With more commercial activity and new launch vehicles entering the national security market, the range has to operate faster and more efficiently, said Schiess. “Air Force Space Commander Gen. Jay Raymond is pushing us to look at ways to be more responsive.” Broadly speaking, “space is becoming more and more important, it’s being talked about at the highest levels.”

Atlas 5 rocket on its way to Space Launch Complex 41 at Cape Canaveral Air Force Station. Credit: SpaceNews
Atlas 5 rocket on its way to Space Launch Complex 41 at Cape Canaveral Air Force Station. Credit: SpaceNews

One priority will be to upgrade the range infrastructure, Schiess said. A recent improvements in the use of mobile vans to receive telemetry and instrumentation data from satellites. Those same vans previously has been used to monitor the electromagnetic spectrum in advance of a launch to make sure transmitters in the area — such as cruise ships — were not using frequencies that could harm a satellite.“The same vans can get upgraded equipment to receive telemetry and instrumentation,” said Schiess. The benefit is that big antennas can be removed from ranges, reducing infrastructure and manpower costs.

Another goal is to increase the use of autonomous flight safety systems, a technology that SpaceX already has deployed for its launches at Cape Canaveral. “That’s the future,” said Schiess. “That’s where we want everyone to go to. It makes for a more responsive range because we don’t have to bring out as many assets to do range safety.
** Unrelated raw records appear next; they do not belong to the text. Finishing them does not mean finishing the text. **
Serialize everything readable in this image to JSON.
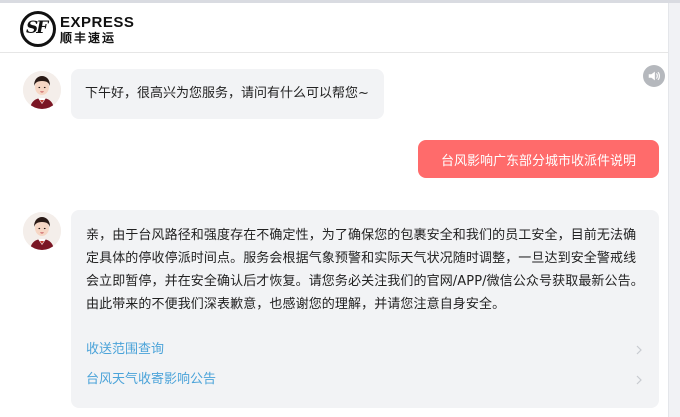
{
  "brand": {
    "mark": "SF",
    "name_en": "EXPRESS",
    "name_cn": "顺丰速运"
  },
  "chat": {
    "greeting": "下午好，很高兴为您服务，请问有什么可以帮您~",
    "user_message": "台风影响广东部分城市收派件说明",
    "reply": "亲，由于台风路径和强度存在不确定性，为了确保您的包裹安全和我们的员工安全，目前无法确定具体的停收停派时间点。服务会根据气象预警和实际天气状况随时调整，一旦达到安全警戒线会立即暂停，并在安全确认后才恢复。请您务必关注我们的官网/APP/微信公众号获取最新公告。由此带来的不便我们深表歉意，也感谢您的理解，并请您注意自身安全。",
    "links": [
      {
        "label": "收送范围查询"
      },
      {
        "label": "台风天气收寄影响公告"
      }
    ]
  },
  "colors": {
    "user_bubble": "#ff6b6b",
    "bot_bubble": "#f2f3f5",
    "link": "#4ba3d9"
  },
  "icons": {
    "sound": "speaker-icon",
    "chevron": "chevron-right-icon"
  }
}
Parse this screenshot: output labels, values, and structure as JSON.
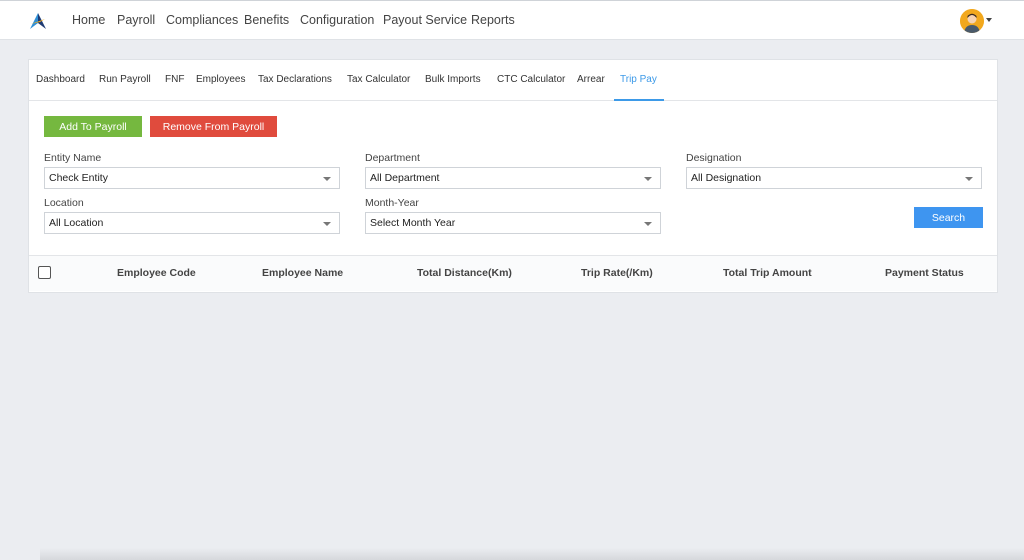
{
  "topnav": {
    "items": [
      "Home",
      "Payroll",
      "Compliances",
      "Benefits",
      "Configuration",
      "Payout Service",
      "Reports"
    ]
  },
  "tabs": {
    "items": [
      "Dashboard",
      "Run Payroll",
      "FNF",
      "Employees",
      "Tax Declarations",
      "Tax Calculator",
      "Bulk Imports",
      "CTC Calculator",
      "Arrear",
      "Trip Pay"
    ],
    "active": "Trip Pay"
  },
  "actions": {
    "add_label": "Add To Payroll",
    "remove_label": "Remove From Payroll",
    "search_label": "Search"
  },
  "filters": {
    "entity": {
      "label": "Entity Name",
      "value": "Check Entity"
    },
    "department": {
      "label": "Department",
      "value": "All Department"
    },
    "designation": {
      "label": "Designation",
      "value": "All Designation"
    },
    "location": {
      "label": "Location",
      "value": "All Location"
    },
    "month_year": {
      "label": "Month-Year",
      "value": "Select Month Year"
    }
  },
  "table": {
    "headers": [
      "Employee Code",
      "Employee Name",
      "Total Distance(Km)",
      "Trip Rate(/Km)",
      "Total Trip Amount",
      "Payment Status"
    ]
  },
  "colors": {
    "accent": "#3d9ae8",
    "add_button": "#75b83f",
    "remove_button": "#e04b3d",
    "search_button": "#3e95f0",
    "avatar": "#f2a81d"
  },
  "icons": {
    "logo": "brand-logo-icon",
    "avatar": "user-avatar-icon",
    "dropdown": "chevron-down-icon",
    "checkbox": "checkbox-icon"
  }
}
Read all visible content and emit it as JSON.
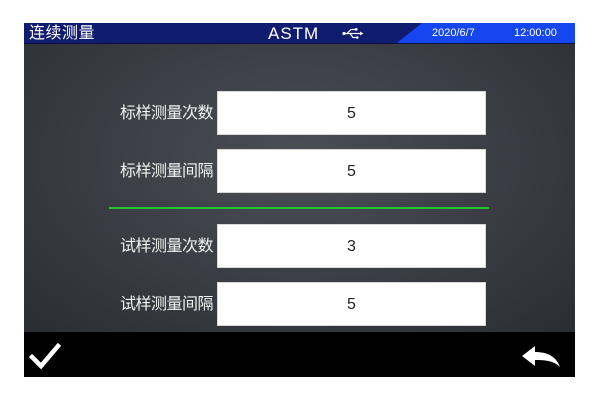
{
  "status_bar": {
    "title": "连续测量",
    "mode": "ASTM",
    "usb_icon": "usb-icon",
    "date": "2020/6/7",
    "time": "12:00:00",
    "colors": {
      "bar": "#101c70",
      "clock_panel": "#1646f0"
    }
  },
  "standard": {
    "count_label": "标样测量次数",
    "count_value": "5",
    "interval_label": "标样测量间隔",
    "interval_value": "5"
  },
  "sample": {
    "count_label": "试样测量次数",
    "count_value": "3",
    "interval_label": "试样测量间隔",
    "interval_value": "5"
  },
  "divider_color": "#22c52a",
  "bottom_bar": {
    "confirm_icon": "checkmark-icon",
    "back_icon": "back-arrow-icon"
  }
}
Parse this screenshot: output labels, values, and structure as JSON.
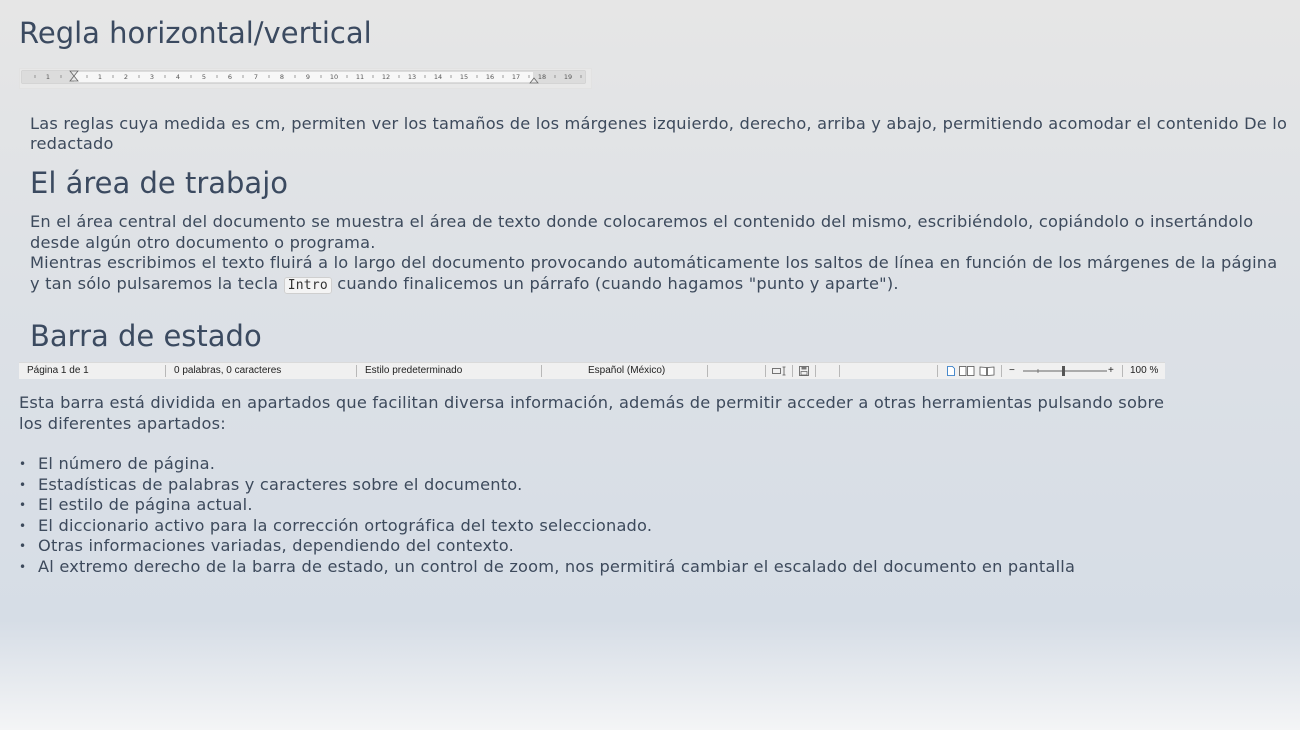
{
  "ruler_section": {
    "title": "Regla horizontal/vertical",
    "ruler_numbers": [
      "1",
      "1",
      "2",
      "3",
      "4",
      "5",
      "6",
      "7",
      "8",
      "9",
      "10",
      "11",
      "12",
      "13",
      "14",
      "15",
      "16",
      "17",
      "18",
      "19"
    ],
    "paragraph": "Las reglas cuya medida es cm, permiten ver los tamaños de los márgenes izquierdo, derecho, arriba y abajo, permitiendo acomodar el contenido De lo redactado"
  },
  "work_area": {
    "title": "El área de trabajo",
    "paragraph1": "En el área central del documento se muestra el área de texto donde colocaremos el contenido del mismo, escribiéndolo, copiándolo o insertándolo desde algún otro documento o programa.",
    "paragraph2_before": "Mientras escribimos el texto fluirá a lo largo del documento provocando automáticamente los saltos de línea en función de los márgenes de la página y tan sólo pulsaremos la tecla",
    "key": "Intro",
    "paragraph2_after": "cuando finalicemos un párrafo (cuando hagamos \"punto y aparte\")."
  },
  "status_section": {
    "title": "Barra de estado",
    "statusbar": {
      "page": "Página 1 de 1",
      "words": "0 palabras, 0 caracteres",
      "style": "Estilo predeterminado",
      "language": "Español (México)",
      "zoom": "100 %",
      "zoom_level": 0.5
    },
    "paragraph": "Esta barra está dividida en apartados que facilitan diversa información, además de permitir acceder a otras herramientas pulsando sobre los diferentes apartados:",
    "bullets": [
      "El número de página.",
      "Estadísticas de palabras y caracteres sobre el documento.",
      "El estilo de página actual.",
      "El diccionario activo para la corrección ortográfica del texto seleccionado.",
      "Otras informaciones variadas, dependiendo del contexto.",
      "Al extremo derecho de la barra de estado, un control de zoom, nos permitirá cambiar el escalado del documento en pantalla"
    ]
  }
}
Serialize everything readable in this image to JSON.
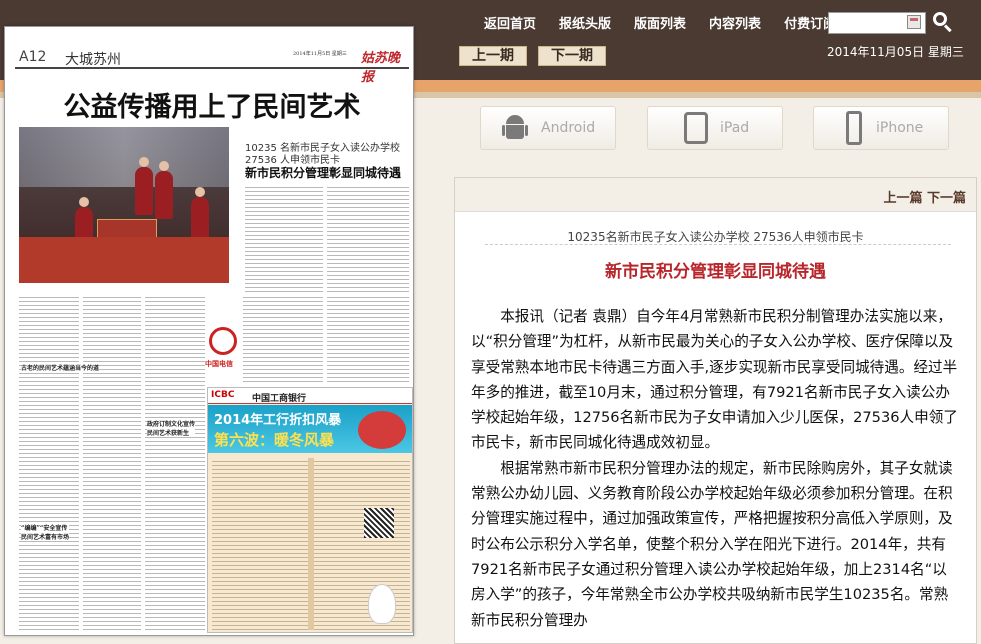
{
  "nav": {
    "items": [
      "返回首页",
      "报纸头版",
      "版面列表",
      "内容列表",
      "付费订阅"
    ]
  },
  "search": {
    "value": "",
    "placeholder": ""
  },
  "issue": {
    "prev_label": "上一期",
    "next_label": "下一期"
  },
  "date_text": "2014年11月05日  星期三",
  "devices": [
    "Android",
    "iPad",
    "iPhone"
  ],
  "paper": {
    "page_no": "A12",
    "section": "大城苏州",
    "masthead": "姑苏晚报",
    "page_date": "2014年11月5日 星期三",
    "headline": "公益传播用上了民间艺术",
    "sub_line1": "10235 名新市民子女入读公办学校",
    "sub_line2": "27536 人申领市民卡",
    "sub_title": "新市民积分管理彰显同城待遇",
    "subhead_1": "古老的民间艺术蕴涵当今的道",
    "subhead_2": "政府订制文化宣传\n民间艺术获新生",
    "subhead_3": "“编编”“安全宣传\n民间艺术富有市场",
    "ct_brand": "中国电信",
    "ad_bank": "中国工商银行",
    "ad_logo": "ICBC",
    "ad_title": "2014年工行折扣风暴",
    "ad_subtitle": "第六波：暖冬风暴"
  },
  "article": {
    "prev_next": "上一篇  下一篇",
    "subtitle": "10235名新市民子女入读公办学校    27536人申领市民卡",
    "title": "新市民积分管理彰显同城待遇",
    "paragraphs": [
      "本报讯（记者  袁鼎）自今年4月常熟新市民积分制管理办法实施以来，以“积分管理”为杠杆，从新市民最为关心的子女入公办学校、医疗保障以及享受常熟本地市民卡待遇三方面入手,逐步实现新市民享受同城待遇。经过半年多的推进，截至10月末，通过积分管理，有7921名新市民子女入读公办学校起始年级，12756名新市民为子女申请加入少儿医保，27536人申领了市民卡，新市民同城化待遇成效初显。",
      "根据常熟市新市民积分管理办法的规定，新市民除购房外，其子女就读常熟公办幼儿园、义务教育阶段公办学校起始年级必须参加积分管理。在积分管理实施过程中，通过加强政策宣传，严格把握按积分高低入学原则，及时公布公示积分入学名单，使整个积分入学在阳光下进行。2014年，共有7921名新市民子女通过积分管理入读公办学校起始年级，加上2314名“以房入学”的孩子，今年常熟全市公办学校共吸纳新市民学生10235名。常熟新市民积分管理办"
    ]
  }
}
ULA and others will move towards that too.”

More commercial activity
The state of Florida’s spaceport authority, known as Space Florida, has been a longtime partner of the 45th Space Wing.

“We are planning infrastructure on the Cape to support 100 to 200 launches a year,” Space Florida’s president and CEO Frank DiBello told SpaceNews on Monday.

The strategy for several years has been to attract rocket manufacturers to set up shop along Florida’s space coast, DiBello said.

“We went after other activities so we can get beyond just launching stuff,” he said. “This has always been the nation’s launch site, predominantly populated by companies that were manufacturing rockets elsewhere and flying them to Florida. Today more of the hardware is being built here. It makes integration, refurbishment easier.”

What used to the Orbiter Processing Facility 3 is being transitioned into a modern assembly line where Boeing is making the Starliner commercial crew vehicle that will fly astronauts to the International Space Station next year. Florida pumped $35 million into an older operations and checkout facility at Kennedy Space Center where now Lockheed Martin is building the Orion multipurpose crew vehicle for NASA.

Space Florida will own and operate an 850,000 square foot building where commercial rocket maker Blue Origin will manufacture the New Glenn, a launch vehicle that will compete for national security launches.

Space Florida also is working to attract the burgeoning small launch industry. It signed an agreement with NASA a couple of years ago to take over the launch and landing facility where the Space Shuttle used to land. Space Florida inked a 30-year deal to turn the facility into a multiuser spaceport. Target customers would be companies like Sierra Nevada and Virgin Orbit that operate smaller vehicles.